  2. Medication to help relax the muscles in the urethral sphincter so the cat can urinate more easily. These muscles can become spastic (contracted) after the cat has been straining for a long time.
  3. Subcutaneous fluids to help dilute the urine so it is less irritating to the inflamed bladder and urethra. The fluids also help flush out the inflammatory debris to help promote healing.

Long-Term Help

These treatments help get your cat through the acute phase of FIC, however, about 50% of cats will have a recurrence within one year of the initial diagnosis. It is in the best interests of your cat to resolve the issues that are suspected to have contributed to FIC in the first place.

“Stress relief including MEMO (Multimodal Environmental Modification) is key to successfully managing these cases. Owners should be counseled regarding best diets for these pets (canned food with some added water always helps; prescription diets are also available). Despite many owners’ best efforts, some cats will need anti-anxiety medications as well. Finally, cats do develop medical conditions (such as bladder stones and urinary tract infections) that cause similar clinical signs, so it is crucial that owners have their pets examined by their veterinarians when they are having an episode or flare of cystitis,” says Dr. Kaplan.

MEMO involves owners taking a critical look at their cat’s environment and detecting areas that are potential stressors, such as the placement and number of litterboxes and food bowls if they have more than one cat. They all should be easily accessible.

Make sure you have safe, comfortable resting and sleeping spots in an adequate number. Ideally, there are some safe “hiding” spots available to your cat. You may need multiple scratching posts.
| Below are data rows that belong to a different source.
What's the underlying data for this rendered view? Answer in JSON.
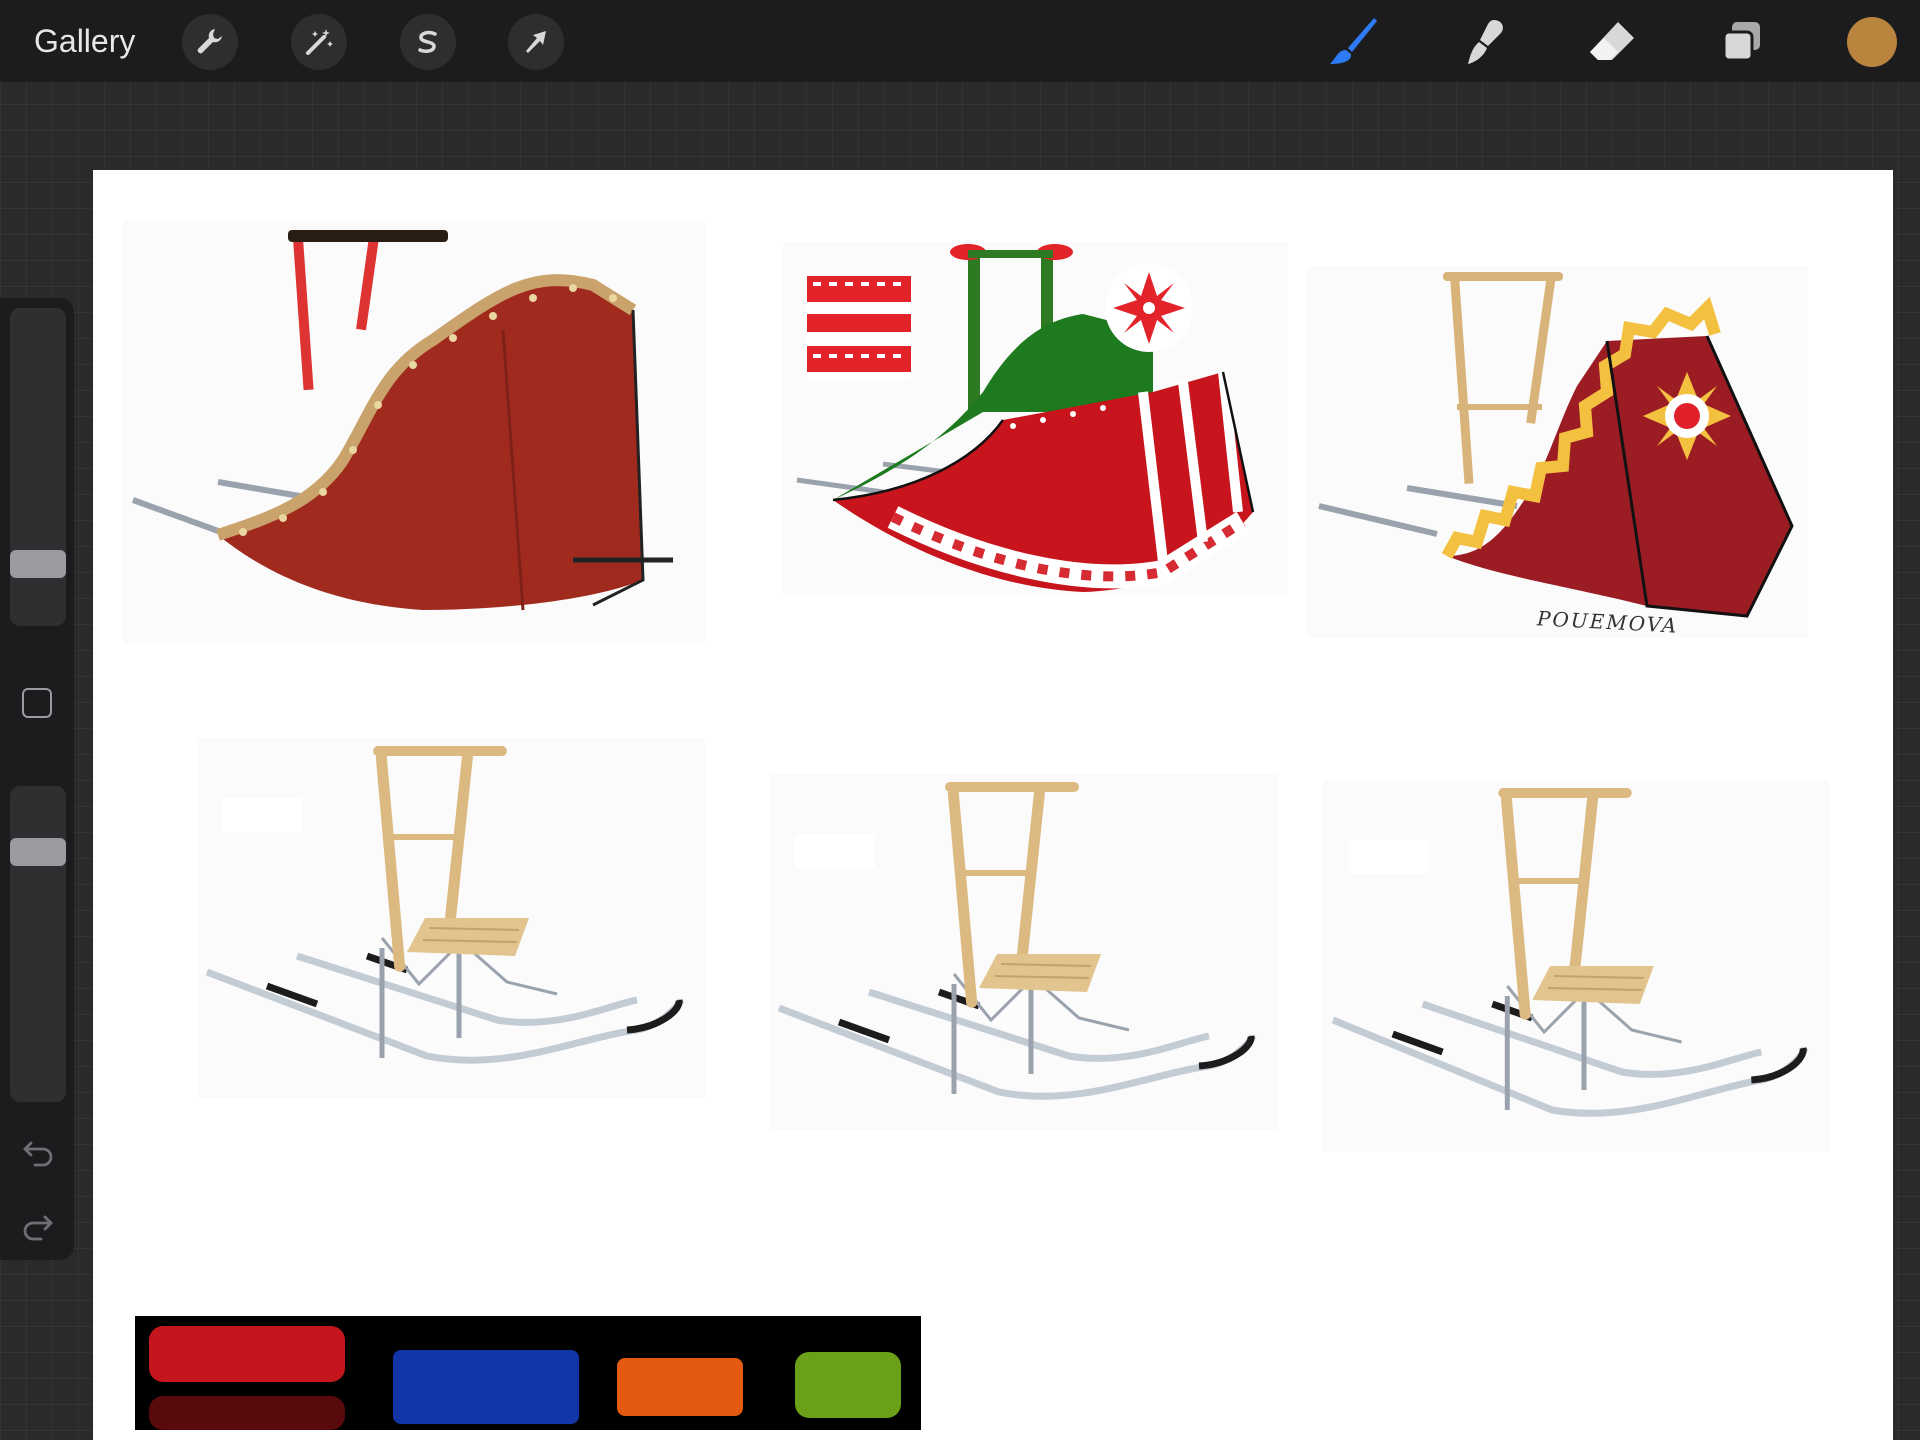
{
  "toolbar": {
    "gallery_label": "Gallery",
    "left_tools": [
      {
        "name": "actions",
        "icon": "wrench-icon"
      },
      {
        "name": "adjustments",
        "icon": "magic-wand-icon"
      },
      {
        "name": "selection",
        "icon": "selection-s-icon"
      },
      {
        "name": "transform",
        "icon": "arrow-cursor-icon"
      }
    ],
    "right_tools": [
      {
        "name": "brush",
        "icon": "brush-icon",
        "active": true
      },
      {
        "name": "smudge",
        "icon": "smudge-icon"
      },
      {
        "name": "eraser",
        "icon": "eraser-icon"
      },
      {
        "name": "layers",
        "icon": "layers-icon"
      }
    ],
    "current_color": "#b8843e",
    "active_tool_color": "#2d7bf6"
  },
  "sidebar": {
    "brush_size_level": 0.82,
    "opacity_level": 0.2,
    "buttons": [
      "modify-button",
      "undo-icon",
      "redo-icon"
    ]
  },
  "canvas": {
    "sketches": [
      {
        "id": "sled-gingerbread",
        "style": "red body with gold dotted trim and candy-cane handle"
      },
      {
        "id": "sled-nordic",
        "style": "red and green body with white star pattern and poinsettia"
      },
      {
        "id": "sled-star",
        "style": "dark red body with yellow zigzag trim and flower emblem"
      },
      {
        "id": "kicksled-1",
        "style": "plain wooden kicksled"
      },
      {
        "id": "kicksled-2",
        "style": "plain wooden kicksled"
      },
      {
        "id": "kicksled-3",
        "style": "plain wooden kicksled"
      }
    ],
    "signature": "POUEMOVA",
    "palette_colors": [
      "#c4161c",
      "#1236a8",
      "#e35a10",
      "#6aa119"
    ]
  }
}
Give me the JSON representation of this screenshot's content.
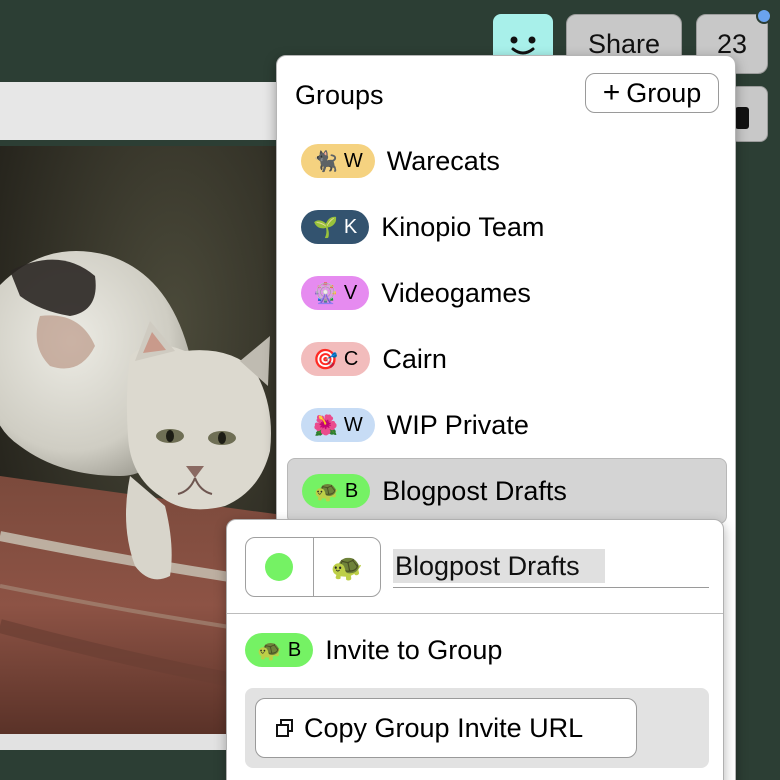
{
  "header": {
    "share_label": "Share",
    "count_label": "23"
  },
  "groups_dialog": {
    "title": "Groups",
    "add_group_label": "Group",
    "groups": [
      {
        "emoji": "🐈‍⬛",
        "letter": "W",
        "name": "Warecats",
        "color": "#f5d280",
        "letter_color": "#222"
      },
      {
        "emoji": "🌱",
        "letter": "K",
        "name": "Kinopio Team",
        "color": "#33536f",
        "letter_color": "#fff"
      },
      {
        "emoji": "🎡",
        "letter": "V",
        "name": "Videogames",
        "color": "#e68bf0",
        "letter_color": "#222"
      },
      {
        "emoji": "🎯",
        "letter": "C",
        "name": "Cairn",
        "color": "#f2bcbc",
        "letter_color": "#222"
      },
      {
        "emoji": "🌺",
        "letter": "W",
        "name": "WIP Private",
        "color": "#c7dcf5",
        "letter_color": "#222"
      },
      {
        "emoji": "🐢",
        "letter": "B",
        "name": "Blogpost Drafts",
        "color": "#75f264",
        "letter_color": "#222"
      }
    ]
  },
  "group_details": {
    "color": "#75f264",
    "emoji": "🐢",
    "name_value": "Blogpost Drafts",
    "invite_badge": {
      "emoji": "🐢",
      "letter": "B"
    },
    "invite_label": "Invite to Group",
    "copy_url_label": "Copy Group Invite URL"
  },
  "icons": {
    "avatar": "smiley-face-icon",
    "copy": "copy-icon",
    "plus": "plus-icon"
  }
}
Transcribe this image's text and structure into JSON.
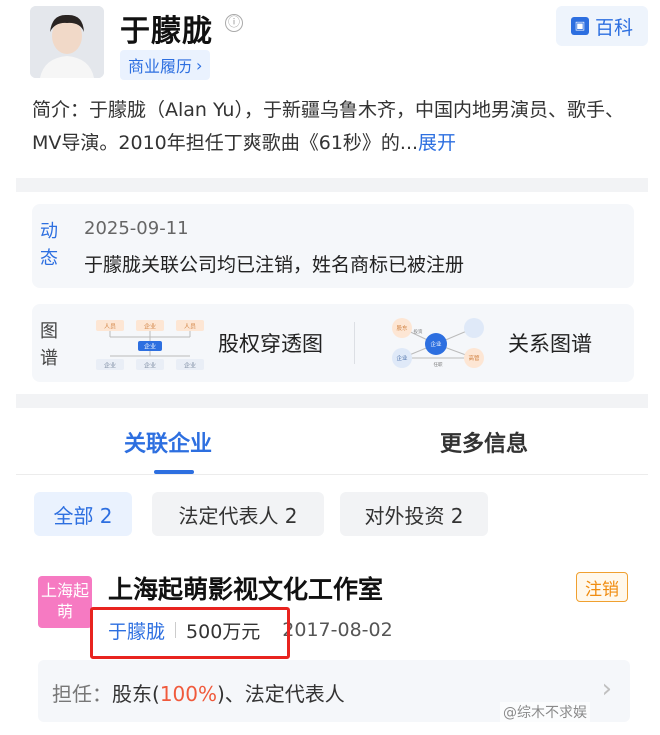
{
  "profile": {
    "name": "于朦胧",
    "info_icon": "ⓘ",
    "baike_label": "百科",
    "business_tag": "商业履历",
    "bio": "简介：于朦胧（Alan Yu），于新疆乌鲁木齐，中国内地男演员、歌手、MV导演。2010年担任丁爽歌曲《61秒》的...",
    "bio_expand": "展开"
  },
  "news": {
    "tag": "动态",
    "date": "2025-09-11",
    "headline": "于朦胧关联公司均已注销，姓名商标已被注册"
  },
  "graphs": {
    "tag": "图谱",
    "equity_label": "股权穿透图",
    "relation_label": "关系图谱",
    "equity_thumb": {
      "person": "人员",
      "company": "企业"
    },
    "relation_thumb": {
      "nodes": [
        "股东",
        "企业",
        "企业",
        "高管"
      ],
      "edges": [
        "投资",
        "任职"
      ]
    }
  },
  "tabs": [
    {
      "label": "关联企业",
      "active": true
    },
    {
      "label": "更多信息",
      "active": false
    }
  ],
  "filters": [
    {
      "label": "全部 2",
      "active": true
    },
    {
      "label": "法定代表人 2",
      "active": false
    },
    {
      "label": "对外投资 2",
      "active": false
    }
  ],
  "company": {
    "logo_text": "上海起萌",
    "logo_color": "#f67ac2",
    "name": "上海起萌影视文化工作室",
    "status": "注销",
    "legal_rep": "于朦胧",
    "capital": "500万元",
    "founded": "2017-08-02",
    "role_label": "担任：",
    "role_prefix": "股东(",
    "role_pct": "100%",
    "role_suffix": ")、法定代表人"
  },
  "watermark": "@综木不求娱",
  "colors": {
    "accent": "#2d6fe0",
    "highlight": "#e8231f",
    "status_orange": "#f08c10"
  }
}
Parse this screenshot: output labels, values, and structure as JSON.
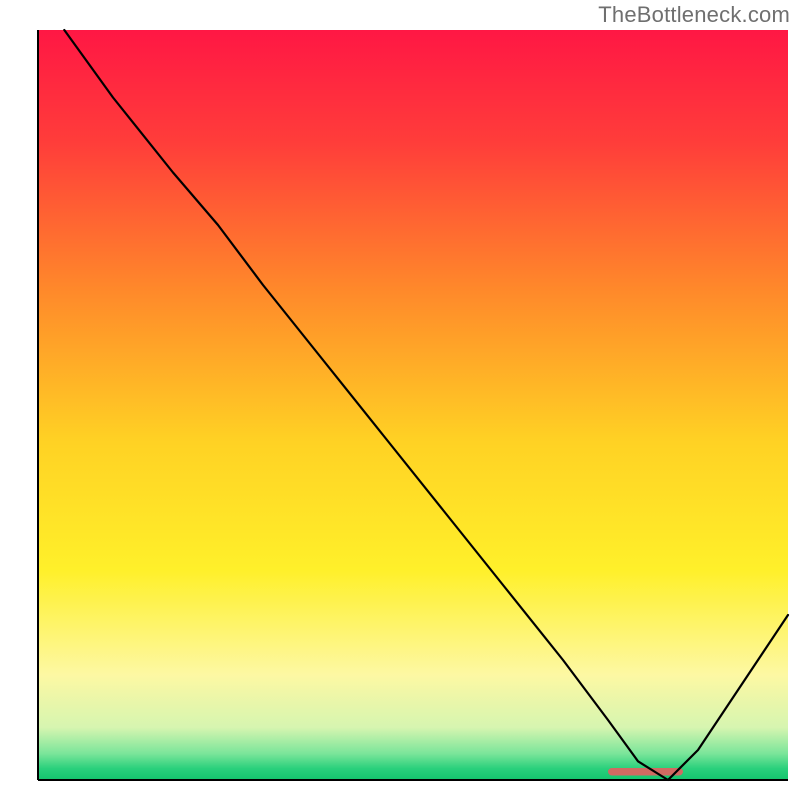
{
  "watermark": "TheBottleneck.com",
  "chart_data": {
    "type": "line",
    "title": "",
    "xlabel": "",
    "ylabel": "",
    "xlim": [
      0,
      100
    ],
    "ylim": [
      0,
      100
    ],
    "grid": false,
    "legend": false,
    "background_gradient_stops": [
      {
        "offset": 0.0,
        "color": "#ff1744"
      },
      {
        "offset": 0.15,
        "color": "#ff3d3a"
      },
      {
        "offset": 0.35,
        "color": "#ff8a2a"
      },
      {
        "offset": 0.55,
        "color": "#ffd224"
      },
      {
        "offset": 0.72,
        "color": "#fff02a"
      },
      {
        "offset": 0.86,
        "color": "#fdf8a3"
      },
      {
        "offset": 0.93,
        "color": "#d6f5b0"
      },
      {
        "offset": 0.965,
        "color": "#7ae59a"
      },
      {
        "offset": 0.985,
        "color": "#29d07c"
      },
      {
        "offset": 1.0,
        "color": "#14c46d"
      }
    ],
    "series": [
      {
        "name": "bottleneck-curve",
        "stroke": "#000000",
        "stroke_width": 2.2,
        "x": [
          3.5,
          10,
          18,
          24,
          30,
          38,
          46,
          54,
          62,
          70,
          76,
          80,
          84,
          88,
          100
        ],
        "y": [
          100,
          91,
          81,
          74,
          66,
          56,
          46,
          36,
          26,
          16,
          8,
          2.5,
          0,
          4,
          22
        ]
      }
    ],
    "marker": {
      "name": "optimal-range-marker",
      "color": "#d16a62",
      "x_start": 76,
      "x_end": 86,
      "y": 0.6,
      "height": 1.0
    }
  }
}
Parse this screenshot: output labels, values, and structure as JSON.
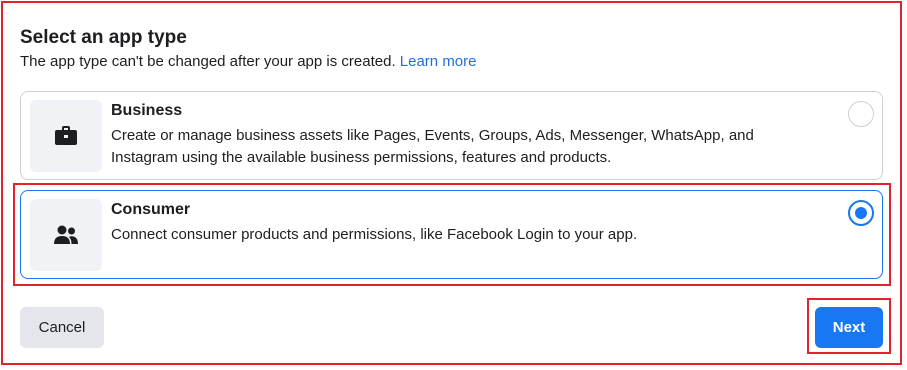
{
  "dialog": {
    "title": "Select an app type",
    "subtitle": "The app type can't be changed after your app is created.",
    "learn_more": "Learn more"
  },
  "options": [
    {
      "title": "Business",
      "description": "Create or manage business assets like Pages, Events, Groups, Ads, Messenger, WhatsApp, and Instagram using the available business permissions, features and products.",
      "icon": "briefcase-icon",
      "selected": false
    },
    {
      "title": "Consumer",
      "description": "Connect consumer products and permissions, like Facebook Login to your app.",
      "icon": "people-icon",
      "selected": true
    }
  ],
  "buttons": {
    "cancel": "Cancel",
    "next": "Next"
  },
  "colors": {
    "accent": "#1877f2",
    "highlight": "#e0232e",
    "link": "#216fdb"
  }
}
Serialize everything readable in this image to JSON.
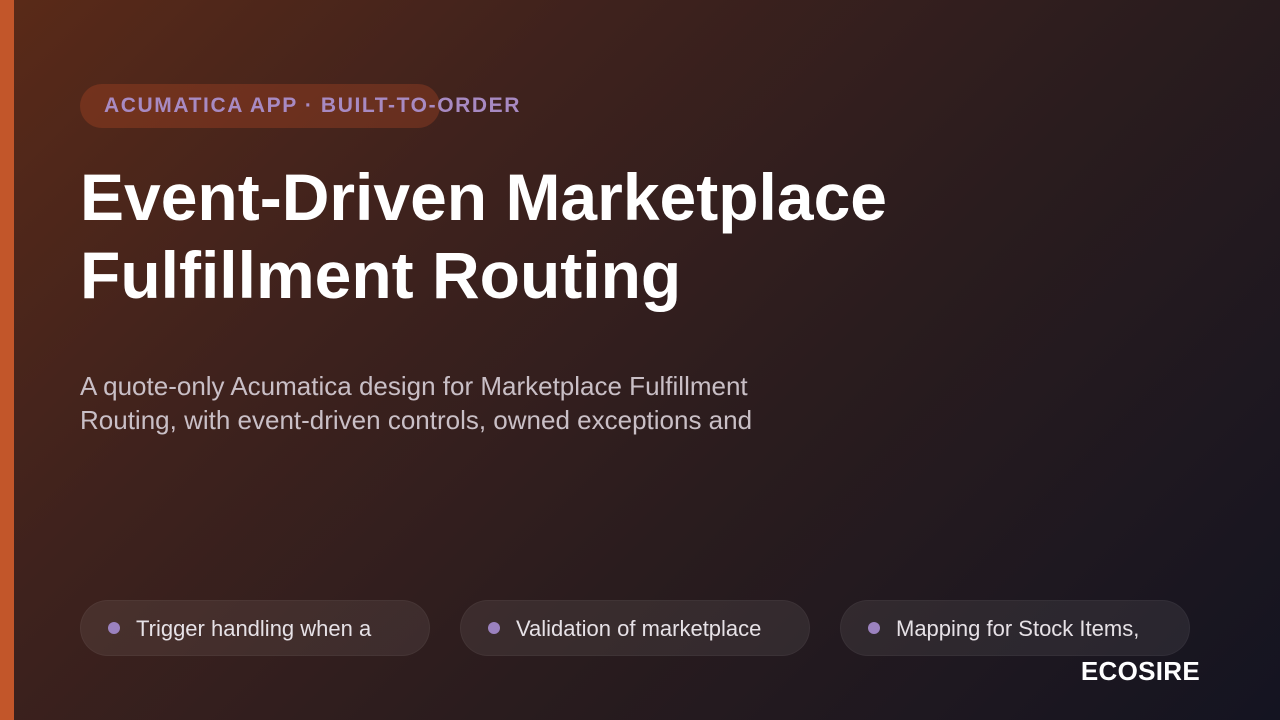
{
  "slide": {
    "eyebrow": "ACUMATICA APP · BUILT-TO-ORDER",
    "title_lines": [
      "Event-Driven Marketplace",
      "Fulfillment Routing"
    ],
    "subtitle_lines": [
      "A quote-only Acumatica design for Marketplace Fulfillment",
      "Routing, with event-driven controls, owned exceptions and"
    ],
    "chips": [
      {
        "label": "Trigger handling when a"
      },
      {
        "label": "Validation of marketplace"
      },
      {
        "label": "Mapping for Stock Items,"
      }
    ],
    "brand": "ECOSIRE"
  },
  "colors": {
    "accent": "#c2562a",
    "eyebrow_text": "#a88ac2",
    "chip_dot": "#9b82bf",
    "background_start": "#5a2a18",
    "background_end": "#141421"
  }
}
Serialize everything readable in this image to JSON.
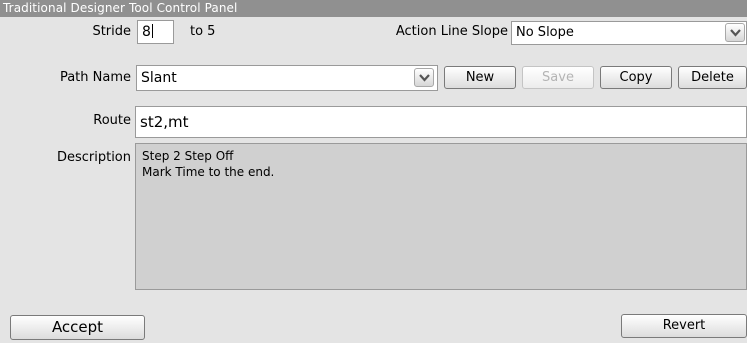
{
  "window": {
    "title": "Traditional Designer Tool Control Panel"
  },
  "stride": {
    "label": "Stride",
    "value": "8",
    "to_text": "to 5"
  },
  "action_line_slope": {
    "label": "Action Line Slope",
    "selected": "No Slope"
  },
  "path_name": {
    "label": "Path Name",
    "selected": "Slant"
  },
  "buttons": {
    "new": "New",
    "save": "Save",
    "copy": "Copy",
    "delete": "Delete",
    "accept": "Accept",
    "revert": "Revert"
  },
  "route": {
    "label": "Route",
    "value": "st2,mt"
  },
  "description": {
    "label": "Description",
    "lines": [
      "Step 2 Step Off",
      "Mark Time to the end."
    ]
  },
  "icons": {
    "dropdown": "chevron-down-icon"
  }
}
Cats need enrichment. Food puzzle toys, playing with your cat with a feathered wand, retrieving games, a window seat, and even a fish tank can all provide entertainment for your cat. Rotate toys. Take time to groom, play with, and interact with your cat daily. If you have multiple cats, they each need some private one on one time.

Diet is important. Canned food helps, and encouraging drinking is important to keep urine concentration down and flush the bladder. Dump and replace water daily. Ask your veterinarian about antioxidant and fatty acid supplementation. Some studies have suggested that these may help.

Despite all you do, however, some cats need anxiolytic medications to help their stress. Your veterinarian may prescribe these or may refer you to a veterinary behaviorist. Getting a handle on a cat with FIC may take some effort, but the reward is a healthier, happier feline companion.